[TASK DATA — start]

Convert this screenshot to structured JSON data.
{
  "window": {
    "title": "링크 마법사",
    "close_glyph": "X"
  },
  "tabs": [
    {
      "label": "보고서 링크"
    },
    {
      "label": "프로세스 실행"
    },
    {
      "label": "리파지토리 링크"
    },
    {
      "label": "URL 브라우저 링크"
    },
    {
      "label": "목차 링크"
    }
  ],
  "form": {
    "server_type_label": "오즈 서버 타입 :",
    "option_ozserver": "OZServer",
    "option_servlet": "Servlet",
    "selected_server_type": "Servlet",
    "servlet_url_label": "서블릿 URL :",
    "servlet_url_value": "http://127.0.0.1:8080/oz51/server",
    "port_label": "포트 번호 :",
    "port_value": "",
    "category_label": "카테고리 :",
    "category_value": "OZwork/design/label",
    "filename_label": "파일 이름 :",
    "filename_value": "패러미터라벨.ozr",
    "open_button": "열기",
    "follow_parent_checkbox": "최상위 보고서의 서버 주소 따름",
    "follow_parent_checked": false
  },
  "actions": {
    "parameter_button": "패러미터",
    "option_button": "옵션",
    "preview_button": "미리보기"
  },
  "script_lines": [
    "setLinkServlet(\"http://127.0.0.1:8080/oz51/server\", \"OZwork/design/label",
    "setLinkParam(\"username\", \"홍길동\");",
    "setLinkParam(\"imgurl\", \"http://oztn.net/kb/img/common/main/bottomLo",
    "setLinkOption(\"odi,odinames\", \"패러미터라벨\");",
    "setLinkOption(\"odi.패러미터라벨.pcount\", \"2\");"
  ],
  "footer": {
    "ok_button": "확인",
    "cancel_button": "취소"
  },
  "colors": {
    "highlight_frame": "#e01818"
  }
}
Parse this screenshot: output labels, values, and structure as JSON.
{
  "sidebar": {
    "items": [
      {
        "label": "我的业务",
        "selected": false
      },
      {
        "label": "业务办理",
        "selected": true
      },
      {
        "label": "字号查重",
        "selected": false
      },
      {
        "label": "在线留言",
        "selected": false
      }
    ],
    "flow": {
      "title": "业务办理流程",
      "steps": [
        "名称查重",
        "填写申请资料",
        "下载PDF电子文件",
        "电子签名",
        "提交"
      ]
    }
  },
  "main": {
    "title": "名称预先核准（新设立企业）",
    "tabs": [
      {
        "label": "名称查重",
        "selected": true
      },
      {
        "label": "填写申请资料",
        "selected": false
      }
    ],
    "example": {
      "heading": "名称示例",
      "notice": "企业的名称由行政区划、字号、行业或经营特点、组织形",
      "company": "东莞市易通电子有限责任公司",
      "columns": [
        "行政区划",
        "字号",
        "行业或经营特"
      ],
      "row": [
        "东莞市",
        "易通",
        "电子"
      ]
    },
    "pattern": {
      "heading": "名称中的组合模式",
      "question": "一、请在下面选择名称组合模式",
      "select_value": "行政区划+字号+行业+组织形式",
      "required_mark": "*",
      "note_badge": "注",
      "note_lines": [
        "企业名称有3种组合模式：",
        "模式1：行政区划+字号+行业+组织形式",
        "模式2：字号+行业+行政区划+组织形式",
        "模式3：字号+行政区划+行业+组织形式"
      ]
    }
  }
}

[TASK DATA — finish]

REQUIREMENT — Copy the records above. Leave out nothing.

SOLUTION TO THIS EXERCISE —
Convert this screenshot to structured JSON data.
{
  "window": {
    "title": "링크 마법사",
    "close_glyph": "X"
  },
  "tabs": [
    {
      "label": "보고서 링크"
    },
    {
      "label": "프로세스 실행"
    },
    {
      "label": "리파지토리 링크"
    },
    {
      "label": "URL 브라우저 링크"
    },
    {
      "label": "목차 링크"
    }
  ],
  "form": {
    "server_type_label": "오즈 서버 타입 :",
    "option_ozserver": "OZServer",
    "option_servlet": "Servlet",
    "selected_server_type": "Servlet",
    "servlet_url_label": "서블릿 URL :",
    "servlet_url_value": "http://127.0.0.1:8080/oz51/server",
    "port_label": "포트 번호 :",
    "port_value": "",
    "category_label": "카테고리 :",
    "category_value": "OZwork/design/label",
    "filename_label": "파일 이름 :",
    "filename_value": "패러미터라벨.ozr",
    "open_button": "열기",
    "follow_parent_checkbox": "최상위 보고서의 서버 주소 따름",
    "follow_parent_checked": false
  },
  "actions": {
    "parameter_button": "패러미터",
    "option_button": "옵션",
    "preview_button": "미리보기"
  },
  "script_lines": [
    "setLinkServlet(\"http://127.0.0.1:8080/oz51/server\", \"OZwork/design/label",
    "setLinkParam(\"username\", \"홍길동\");",
    "setLinkParam(\"imgurl\", \"http://oztn.net/kb/img/common/main/bottomLo",
    "setLinkOption(\"odi,odinames\", \"패러미터라벨\");",
    "setLinkOption(\"odi.패러미터라벨.pcount\", \"2\");"
  ],
  "footer": {
    "ok_button": "확인",
    "cancel_button": "취소"
  },
  "colors": {
    "highlight_frame": "#e01818"
  }
}
Parse this screenshot: output labels, values, and structure as JSON.
{
  "sidebar": {
    "items": [
      {
        "label": "我的业务",
        "selected": false
      },
      {
        "label": "业务办理",
        "selected": true
      },
      {
        "label": "字号查重",
        "selected": false
      },
      {
        "label": "在线留言",
        "selected": false
      }
    ],
    "flow": {
      "title": "业务办理流程",
      "steps": [
        "名称查重",
        "填写申请资料",
        "下载PDF电子文件",
        "电子签名",
        "提交"
      ]
    }
  },
  "main": {
    "title": "名称预先核准（新设立企业）",
    "tabs": [
      {
        "label": "名称查重",
        "selected": true
      },
      {
        "label": "填写申请资料",
        "selected": false
      }
    ],
    "example": {
      "heading": "名称示例",
      "notice": "企业的名称由行政区划、字号、行业或经营特点、组织形",
      "company": "东莞市易通电子有限责任公司",
      "columns": [
        "行政区划",
        "字号",
        "行业或经营特"
      ],
      "row": [
        "东莞市",
        "易通",
        "电子"
      ]
    },
    "pattern": {
      "heading": "名称中的组合模式",
      "question": "一、请在下面选择名称组合模式",
      "select_value": "行政区划+字号+行业+组织形式",
      "required_mark": "*",
      "note_badge": "注",
      "note_lines": [
        "企业名称有3种组合模式：",
        "模式1：行政区划+字号+行业+组织形式",
        "模式2：字号+行业+行政区划+组织形式",
        "模式3：字号+行政区划+行业+组织形式"
      ]
    }
  }
}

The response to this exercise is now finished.